What is required » Your answer should hold all lines of the entries that include the word "with".

Items from an interface collection:
.....

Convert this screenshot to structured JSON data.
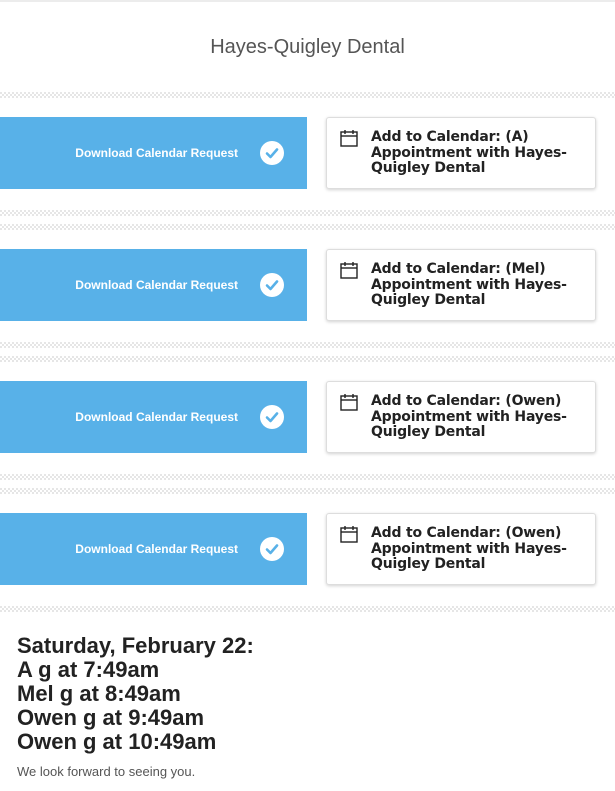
{
  "header": {
    "title": "Hayes-Quigley Dental"
  },
  "rows": [
    {
      "download_label": "Download Calendar Request",
      "calendar_label": "Add to Calendar: (A) Appointment with Hayes-Quigley Dental"
    },
    {
      "download_label": "Download Calendar Request",
      "calendar_label": "Add to Calendar: (Mel) Appointment with Hayes-Quigley Dental"
    },
    {
      "download_label": "Download Calendar Request",
      "calendar_label": "Add to Calendar: (Owen) Appointment with Hayes-Quigley Dental"
    },
    {
      "download_label": "Download Calendar Request",
      "calendar_label": "Add to Calendar: (Owen) Appointment with Hayes-Quigley Dental"
    }
  ],
  "summary": {
    "date": "Saturday, February 22:",
    "appointments": [
      "A g at 7:49am",
      "Mel g at 8:49am",
      "Owen g at 9:49am",
      "Owen g at 10:49am"
    ]
  },
  "footer": {
    "note": "We look forward to seeing you."
  },
  "colors": {
    "button_blue": "#58b1e8",
    "text_dark": "#222222",
    "text_muted": "#555555"
  },
  "icons": {
    "download_check": "check-circle-icon",
    "calendar": "calendar-icon"
  }
}
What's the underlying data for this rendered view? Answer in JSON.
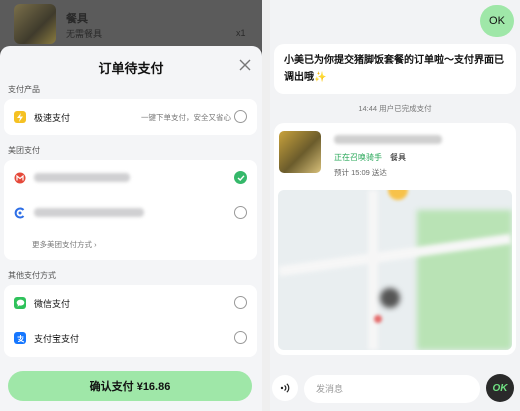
{
  "background_order": {
    "title": "餐具",
    "subtitle": "无需餐具",
    "qty": "x1"
  },
  "sheet": {
    "title": "订单待支付",
    "section_product": "支付产品",
    "express": {
      "label": "极速支付",
      "hint": "一键下单支付，安全又省心"
    },
    "section_meituan": "美团支付",
    "more_meituan": "更多美团支付方式 ›",
    "section_other": "其他支付方式",
    "wechat": {
      "label": "微信支付"
    },
    "alipay": {
      "label": "支付宝支付"
    },
    "confirm_button": "确认支付 ¥16.86"
  },
  "chat": {
    "ok_bubble": "OK",
    "message": "小美已为你提交猪脚饭套餐的订单啦～支付界面已调出哦✨",
    "system_note": "14:44 用户已完成支付",
    "order_card": {
      "status": "正在召唤骑手",
      "tag": "餐具",
      "eta": "预计 15:09 送达"
    },
    "input_placeholder": "发消息",
    "ok_button": "OK"
  },
  "colors": {
    "accent_green": "#9fe7a8",
    "status_green": "#2aa85a",
    "checked_green": "#35b86a"
  }
}
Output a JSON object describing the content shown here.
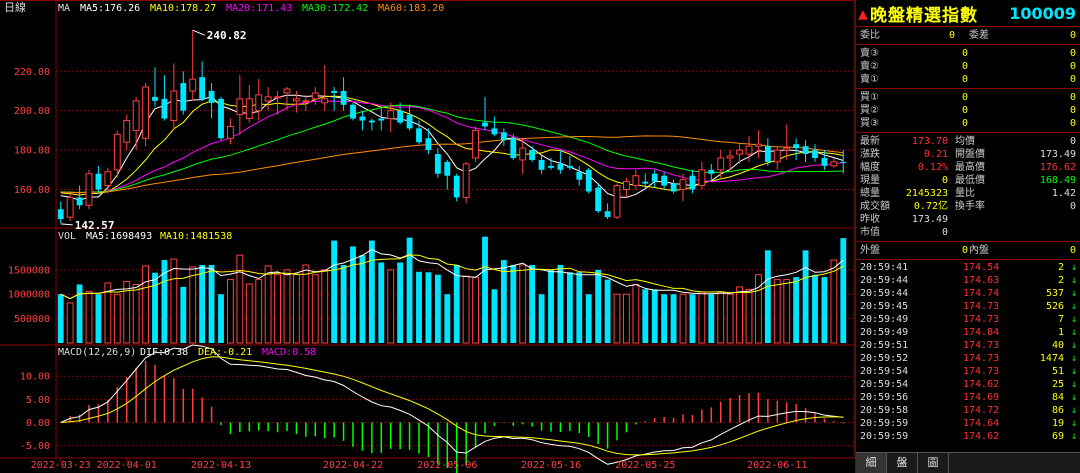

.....

Answer space »
      "calendar_label": "Add to Calendar: (A) Appointment with Hayes-Quigley Dental"
      "calendar_label": "Add to Calendar: (Mel) Appointment with Hayes-Quigley Dental"
      "calendar_label": "Add to Calendar: (Owen) Appointment with Hayes-Quigley Dental"
      "calendar_label": "Add to Calendar: (Owen) Appointment with Hayes-Quigley Dental"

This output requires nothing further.